[Extracted records]
────────────────────────────────────────
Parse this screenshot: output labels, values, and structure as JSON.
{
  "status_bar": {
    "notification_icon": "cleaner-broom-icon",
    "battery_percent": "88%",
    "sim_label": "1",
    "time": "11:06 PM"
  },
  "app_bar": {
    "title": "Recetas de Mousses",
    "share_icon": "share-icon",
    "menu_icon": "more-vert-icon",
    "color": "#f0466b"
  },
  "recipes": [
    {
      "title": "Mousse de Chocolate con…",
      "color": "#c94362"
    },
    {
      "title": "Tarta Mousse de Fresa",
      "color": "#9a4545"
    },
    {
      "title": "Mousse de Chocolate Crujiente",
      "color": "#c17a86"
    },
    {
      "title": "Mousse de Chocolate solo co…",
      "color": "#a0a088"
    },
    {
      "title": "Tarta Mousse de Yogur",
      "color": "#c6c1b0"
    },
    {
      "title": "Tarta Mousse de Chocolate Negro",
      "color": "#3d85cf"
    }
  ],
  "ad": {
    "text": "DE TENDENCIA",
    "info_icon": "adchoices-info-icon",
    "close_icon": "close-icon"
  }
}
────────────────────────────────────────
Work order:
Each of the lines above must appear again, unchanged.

Solution to this problem:
Parse this screenshot: output labels, values, and structure as JSON.
{
  "status_bar": {
    "notification_icon": "cleaner-broom-icon",
    "battery_percent": "88%",
    "sim_label": "1",
    "time": "11:06 PM"
  },
  "app_bar": {
    "title": "Recetas de Mousses",
    "share_icon": "share-icon",
    "menu_icon": "more-vert-icon",
    "color": "#f0466b"
  },
  "recipes": [
    {
      "title": "Mousse de Chocolate con…",
      "color": "#c94362"
    },
    {
      "title": "Tarta Mousse de Fresa",
      "color": "#9a4545"
    },
    {
      "title": "Mousse de Chocolate Crujiente",
      "color": "#c17a86"
    },
    {
      "title": "Mousse de Chocolate solo co…",
      "color": "#a0a088"
    },
    {
      "title": "Tarta Mousse de Yogur",
      "color": "#c6c1b0"
    },
    {
      "title": "Tarta Mousse de Chocolate Negro",
      "color": "#3d85cf"
    }
  ],
  "ad": {
    "text": "DE TENDENCIA",
    "info_icon": "adchoices-info-icon",
    "close_icon": "close-icon"
  }
}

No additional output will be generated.